Would you dare walking on the glass bridge or take the longest cable ride?

Cuandixia Village, China


Looking for a less touristy day trip away from the heart of Beijing, China?

Visit the Cuandixia Village that also offers a glimpse of what an authentic Chinese courtyard would look like. Or if you just want some peace and quiet time from the horrendous sound of Beijing traffic.

This small and quiet village is an "almost hidden gem" of the city. It is known for its well preserved courtyard dating back from the Ming Dynasty. Cuan means "kitchen range" in Chinese.

Cuandixia has almost 500-well preserved courtyard homes, that many of these have been converted into inns or guesthouses, offering food and lodging to travelers.

Frenchie and I stayed in one of these courtyards for a night. You don't really need to book in advance, because there are a plenty of guesthouses that you can check out and the local owners will welcome you, warmly. The price of a room ranges from 50RMB to 300RMB a night.

The surrounding area is full of mountains and trails that are popular with hikers. We did a little bit of a hike slash walking around the village, too.

We went during the Tomb Sweeping Day or Qingming holiday in China (more like their All Soul's Day celebration) on an April cold day. Most of these courtyards don't have a heating system, that's why although the village was filled with local tourists but they barely spent a night there.

FrenchieatPinay Tip: If you go on one of the days-- on a dry Beijing winter season, bring your own warm blanket. I did and it saved us from a sleepless cold night!



What we loved about this trip was seeing the Chinese people go on their day-to-day lives, being oblivious to the fact that they were surrounded by tourists, like us. 


Cuandixia is also a favorite subject of photographers and painters, given the historic and ancient vibe of the village. In my case, as a frustrated photographer...


The village is also famous for its lamb (thigh) barbecue and corn soup. The famous restaurant that serves these dishes is just a few yards away from the entrance.
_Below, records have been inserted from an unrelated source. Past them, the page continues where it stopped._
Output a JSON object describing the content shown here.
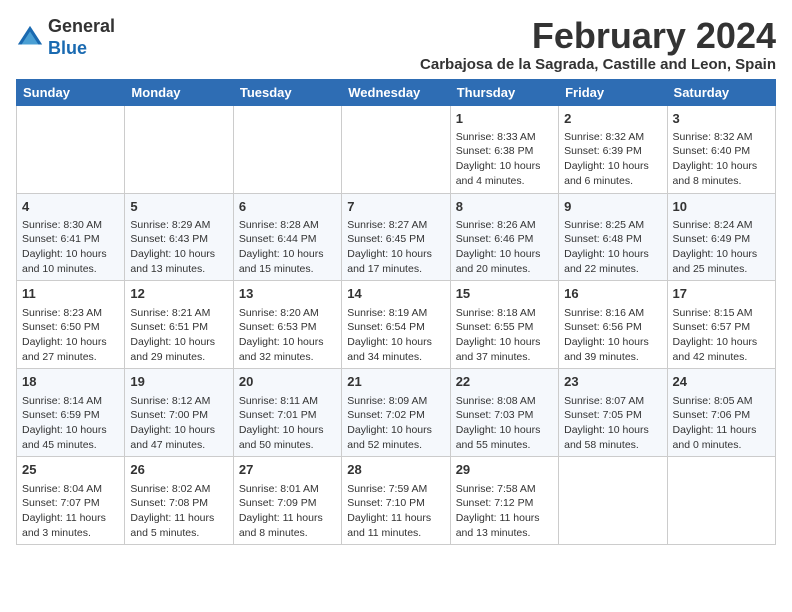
{
  "header": {
    "logo_general": "General",
    "logo_blue": "Blue",
    "month_year": "February 2024",
    "location": "Carbajosa de la Sagrada, Castille and Leon, Spain"
  },
  "weekdays": [
    "Sunday",
    "Monday",
    "Tuesday",
    "Wednesday",
    "Thursday",
    "Friday",
    "Saturday"
  ],
  "weeks": [
    [
      {
        "day": "",
        "sunrise": "",
        "sunset": "",
        "daylight": "",
        "empty": true
      },
      {
        "day": "",
        "sunrise": "",
        "sunset": "",
        "daylight": "",
        "empty": true
      },
      {
        "day": "",
        "sunrise": "",
        "sunset": "",
        "daylight": "",
        "empty": true
      },
      {
        "day": "",
        "sunrise": "",
        "sunset": "",
        "daylight": "",
        "empty": true
      },
      {
        "day": "1",
        "sunrise": "Sunrise: 8:33 AM",
        "sunset": "Sunset: 6:38 PM",
        "daylight": "Daylight: 10 hours and 4 minutes."
      },
      {
        "day": "2",
        "sunrise": "Sunrise: 8:32 AM",
        "sunset": "Sunset: 6:39 PM",
        "daylight": "Daylight: 10 hours and 6 minutes."
      },
      {
        "day": "3",
        "sunrise": "Sunrise: 8:32 AM",
        "sunset": "Sunset: 6:40 PM",
        "daylight": "Daylight: 10 hours and 8 minutes."
      }
    ],
    [
      {
        "day": "4",
        "sunrise": "Sunrise: 8:30 AM",
        "sunset": "Sunset: 6:41 PM",
        "daylight": "Daylight: 10 hours and 10 minutes."
      },
      {
        "day": "5",
        "sunrise": "Sunrise: 8:29 AM",
        "sunset": "Sunset: 6:43 PM",
        "daylight": "Daylight: 10 hours and 13 minutes."
      },
      {
        "day": "6",
        "sunrise": "Sunrise: 8:28 AM",
        "sunset": "Sunset: 6:44 PM",
        "daylight": "Daylight: 10 hours and 15 minutes."
      },
      {
        "day": "7",
        "sunrise": "Sunrise: 8:27 AM",
        "sunset": "Sunset: 6:45 PM",
        "daylight": "Daylight: 10 hours and 17 minutes."
      },
      {
        "day": "8",
        "sunrise": "Sunrise: 8:26 AM",
        "sunset": "Sunset: 6:46 PM",
        "daylight": "Daylight: 10 hours and 20 minutes."
      },
      {
        "day": "9",
        "sunrise": "Sunrise: 8:25 AM",
        "sunset": "Sunset: 6:48 PM",
        "daylight": "Daylight: 10 hours and 22 minutes."
      },
      {
        "day": "10",
        "sunrise": "Sunrise: 8:24 AM",
        "sunset": "Sunset: 6:49 PM",
        "daylight": "Daylight: 10 hours and 25 minutes."
      }
    ],
    [
      {
        "day": "11",
        "sunrise": "Sunrise: 8:23 AM",
        "sunset": "Sunset: 6:50 PM",
        "daylight": "Daylight: 10 hours and 27 minutes."
      },
      {
        "day": "12",
        "sunrise": "Sunrise: 8:21 AM",
        "sunset": "Sunset: 6:51 PM",
        "daylight": "Daylight: 10 hours and 29 minutes."
      },
      {
        "day": "13",
        "sunrise": "Sunrise: 8:20 AM",
        "sunset": "Sunset: 6:53 PM",
        "daylight": "Daylight: 10 hours and 32 minutes."
      },
      {
        "day": "14",
        "sunrise": "Sunrise: 8:19 AM",
        "sunset": "Sunset: 6:54 PM",
        "daylight": "Daylight: 10 hours and 34 minutes."
      },
      {
        "day": "15",
        "sunrise": "Sunrise: 8:18 AM",
        "sunset": "Sunset: 6:55 PM",
        "daylight": "Daylight: 10 hours and 37 minutes."
      },
      {
        "day": "16",
        "sunrise": "Sunrise: 8:16 AM",
        "sunset": "Sunset: 6:56 PM",
        "daylight": "Daylight: 10 hours and 39 minutes."
      },
      {
        "day": "17",
        "sunrise": "Sunrise: 8:15 AM",
        "sunset": "Sunset: 6:57 PM",
        "daylight": "Daylight: 10 hours and 42 minutes."
      }
    ],
    [
      {
        "day": "18",
        "sunrise": "Sunrise: 8:14 AM",
        "sunset": "Sunset: 6:59 PM",
        "daylight": "Daylight: 10 hours and 45 minutes."
      },
      {
        "day": "19",
        "sunrise": "Sunrise: 8:12 AM",
        "sunset": "Sunset: 7:00 PM",
        "daylight": "Daylight: 10 hours and 47 minutes."
      },
      {
        "day": "20",
        "sunrise": "Sunrise: 8:11 AM",
        "sunset": "Sunset: 7:01 PM",
        "daylight": "Daylight: 10 hours and 50 minutes."
      },
      {
        "day": "21",
        "sunrise": "Sunrise: 8:09 AM",
        "sunset": "Sunset: 7:02 PM",
        "daylight": "Daylight: 10 hours and 52 minutes."
      },
      {
        "day": "22",
        "sunrise": "Sunrise: 8:08 AM",
        "sunset": "Sunset: 7:03 PM",
        "daylight": "Daylight: 10 hours and 55 minutes."
      },
      {
        "day": "23",
        "sunrise": "Sunrise: 8:07 AM",
        "sunset": "Sunset: 7:05 PM",
        "daylight": "Daylight: 10 hours and 58 minutes."
      },
      {
        "day": "24",
        "sunrise": "Sunrise: 8:05 AM",
        "sunset": "Sunset: 7:06 PM",
        "daylight": "Daylight: 11 hours and 0 minutes."
      }
    ],
    [
      {
        "day": "25",
        "sunrise": "Sunrise: 8:04 AM",
        "sunset": "Sunset: 7:07 PM",
        "daylight": "Daylight: 11 hours and 3 minutes."
      },
      {
        "day": "26",
        "sunrise": "Sunrise: 8:02 AM",
        "sunset": "Sunset: 7:08 PM",
        "daylight": "Daylight: 11 hours and 5 minutes."
      },
      {
        "day": "27",
        "sunrise": "Sunrise: 8:01 AM",
        "sunset": "Sunset: 7:09 PM",
        "daylight": "Daylight: 11 hours and 8 minutes."
      },
      {
        "day": "28",
        "sunrise": "Sunrise: 7:59 AM",
        "sunset": "Sunset: 7:10 PM",
        "daylight": "Daylight: 11 hours and 11 minutes."
      },
      {
        "day": "29",
        "sunrise": "Sunrise: 7:58 AM",
        "sunset": "Sunset: 7:12 PM",
        "daylight": "Daylight: 11 hours and 13 minutes."
      },
      {
        "day": "",
        "sunrise": "",
        "sunset": "",
        "daylight": "",
        "empty": true
      },
      {
        "day": "",
        "sunrise": "",
        "sunset": "",
        "daylight": "",
        "empty": true
      }
    ]
  ]
}
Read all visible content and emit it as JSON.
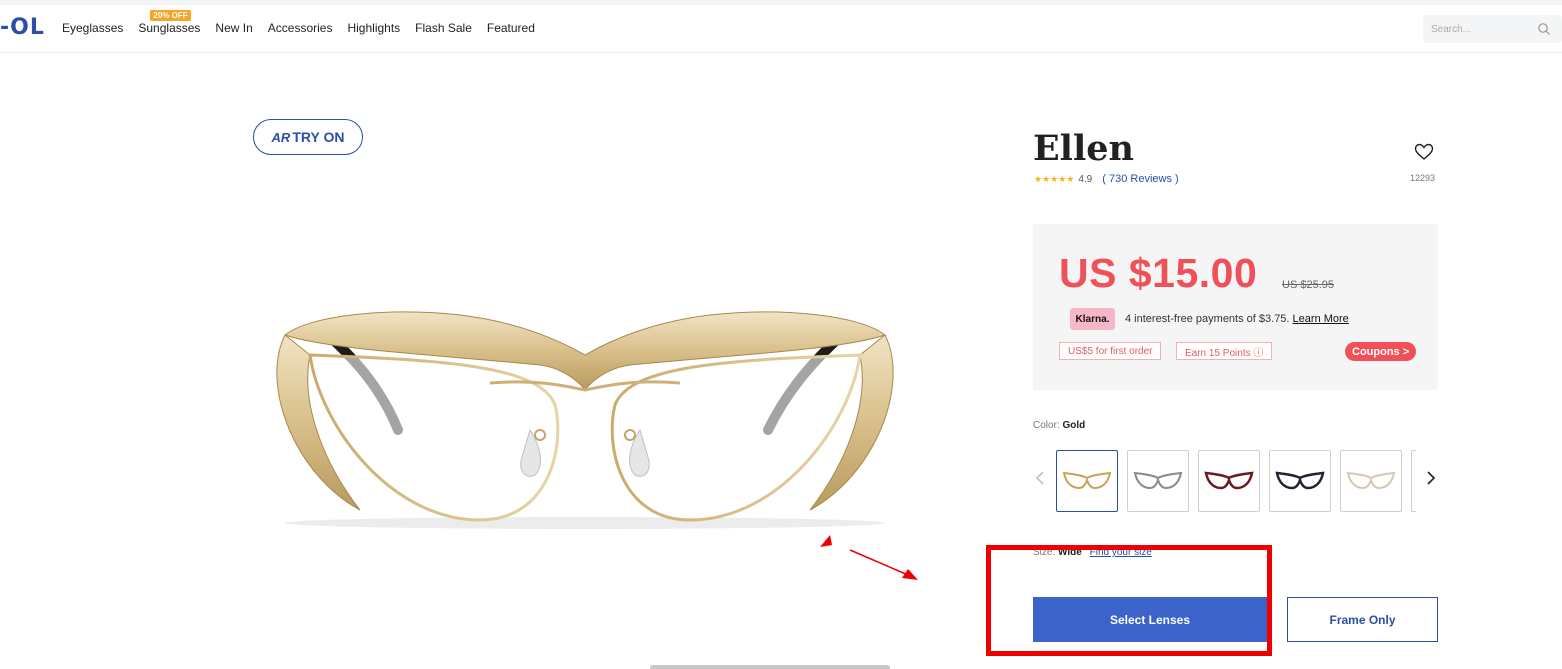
{
  "header": {
    "logo": "-OL",
    "nav": [
      {
        "label": "Eyeglasses"
      },
      {
        "label": "Sunglasses",
        "badge": "20% OFF"
      },
      {
        "label": "New In"
      },
      {
        "label": "Accessories"
      },
      {
        "label": "Highlights"
      },
      {
        "label": "Flash Sale"
      },
      {
        "label": "Featured"
      }
    ],
    "search_placeholder": "Search...",
    "search_icon": "search-icon"
  },
  "tryon": {
    "label": "TRY ON",
    "icon_text": "AR"
  },
  "product": {
    "name": "Ellen",
    "stars": "★★★★★",
    "rating": "4.9",
    "reviews": "( 730 Reviews )",
    "favorites": "12293",
    "price": "US $15.00",
    "original_price": "US $25.95",
    "klarna": {
      "badge": "Klarna.",
      "text": "4 interest-free payments of $3.75.",
      "link": "Learn More"
    },
    "tags": [
      "US$5 for first order",
      "Earn 15 Points ⓘ"
    ],
    "coupons": "Coupons >",
    "color_label": "Color:",
    "color_value": "Gold",
    "swatches": [
      {
        "color": "gold",
        "stroke": "#c9a55a"
      },
      {
        "color": "silver",
        "stroke": "#8a8a8a"
      },
      {
        "color": "burgundy",
        "stroke": "#6b1a22"
      },
      {
        "color": "black",
        "stroke": "#1e2433"
      },
      {
        "color": "champagne",
        "stroke": "#d8c8b0"
      },
      {
        "color": "partial",
        "stroke": "#999999"
      }
    ],
    "size_label": "Size:",
    "size_value": "Wide",
    "size_link": "Find your size",
    "select_lenses": "Select Lenses",
    "frame_only": "Frame Only"
  },
  "colors": {
    "brand_blue": "#2b4ea6",
    "button_blue": "#3b63c9",
    "price_red": "#f05159",
    "annotation_red": "#ee0000",
    "badge_orange": "#f6a623",
    "klarna_pink": "#f6b7c8"
  }
}
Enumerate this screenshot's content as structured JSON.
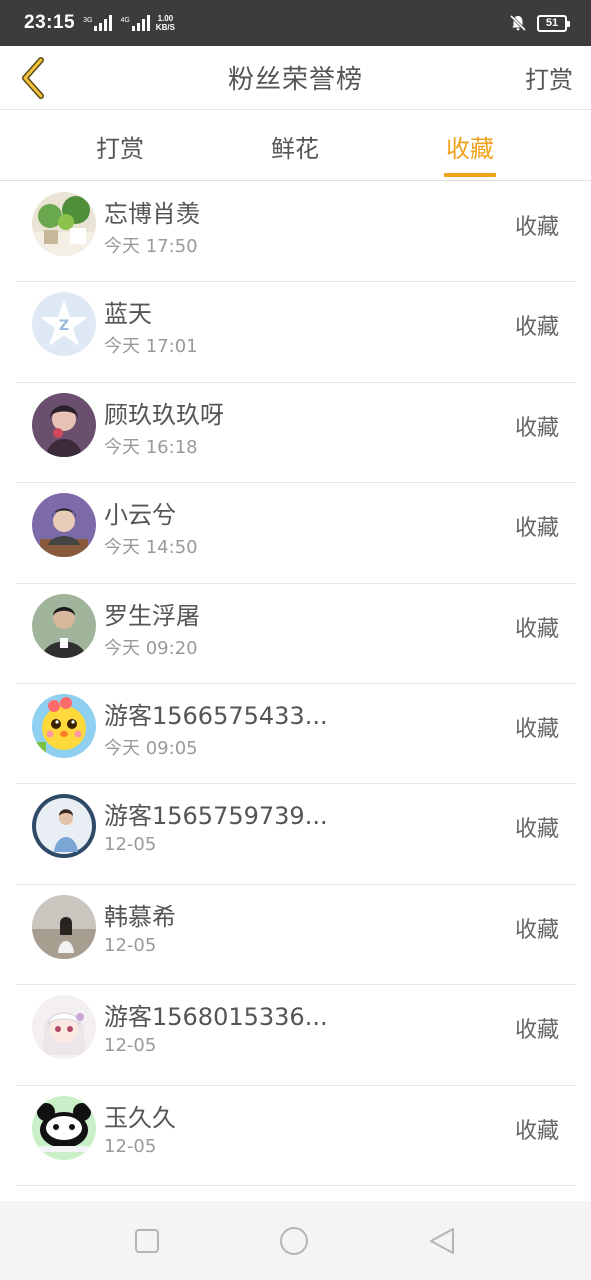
{
  "status_bar": {
    "time": "23:15",
    "net1": "3G",
    "net2": "4G",
    "speed_value": "1.00",
    "speed_unit": "KB/S",
    "battery": "51"
  },
  "header": {
    "title": "粉丝荣誉榜",
    "right_action": "打赏"
  },
  "tabs": [
    {
      "label": "打赏",
      "active": false
    },
    {
      "label": "鲜花",
      "active": false
    },
    {
      "label": "收藏",
      "active": true
    }
  ],
  "colors": {
    "accent": "#f0a21e",
    "status_bar": "#3c3c3c"
  },
  "fans": [
    {
      "name": "忘博肖羡",
      "time": "今天 17:50",
      "action": "收藏",
      "avatar": "plants-avatar"
    },
    {
      "name": "蓝天",
      "time": "今天 17:01",
      "action": "收藏",
      "avatar": "qzone-star-avatar"
    },
    {
      "name": "顾玖玖玖呀",
      "time": "今天 16:18",
      "action": "收藏",
      "avatar": "girl-photo-avatar"
    },
    {
      "name": "小云兮",
      "time": "今天 14:50",
      "action": "收藏",
      "avatar": "boy-photo-avatar"
    },
    {
      "name": "罗生浮屠",
      "time": "今天 09:20",
      "action": "收藏",
      "avatar": "man-photo-avatar"
    },
    {
      "name": "游客1566575433...",
      "time": "今天 09:05",
      "action": "收藏",
      "avatar": "cartoon-chick-avatar"
    },
    {
      "name": "游客1565759739...",
      "time": "12-05",
      "action": "收藏",
      "avatar": "girl-circle-avatar"
    },
    {
      "name": "韩慕希",
      "time": "12-05",
      "action": "收藏",
      "avatar": "beach-girl-avatar"
    },
    {
      "name": "游客1568015336...",
      "time": "12-05",
      "action": "收藏",
      "avatar": "anime-girl-avatar"
    },
    {
      "name": "玉久久",
      "time": "12-05",
      "action": "收藏",
      "avatar": "panda-avatar"
    }
  ],
  "nav": {
    "icons": [
      "square-icon",
      "circle-icon",
      "triangle-back-icon"
    ]
  }
}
We also found the mini food stalls for fruits and snacks-- as an alternative souvenir.


Take the subway--- Pingguoyuan Station (Line 1) Leave by southwest Exit A, walk towards west around 200m until bus stop 892/929. Then take the public bus 892 to Zhaitang (about 2:20 hours. 16-18RMB cash, 6-8RMB with yikatong subway card) 6km away from Cuandixia, and then take a private taxi to Cuandixia, don't pay more than 10RMB per person, 3 people can cost 20RMB or you can walk 6km from Zhaitang to southern entrance to Cuandixia. There is supposed to be direct bus 929支 leaving from Pingguoyuan at 12:40, and one in early morning, but by information from conductor sitting in different 929 in 3/2014 was this bus discontinued. Be aware there are many buses 929 driving to many different places, so ask the bus driver if he drives to Cuandixia or Zhaitang always. You can go to Cuandixia also directly by private taxi from Pingguoyuan subway, taxi for 3 people can cost 150RMB (1st offer 260RMB), always ask if it's including 35RMB ticket or not since it makes quite big difference.

ENTRANCE FEE: 35RMB for adults. 18RMB for students. (Maybe the prices have been changed as of this writing because we made our trip in 2013.)

FrenchieatPinay Tip: If you can, go on weekdays just to avoid the weekend buzzing of the local tourists.

Have you been to an ancient or historic place similar to this?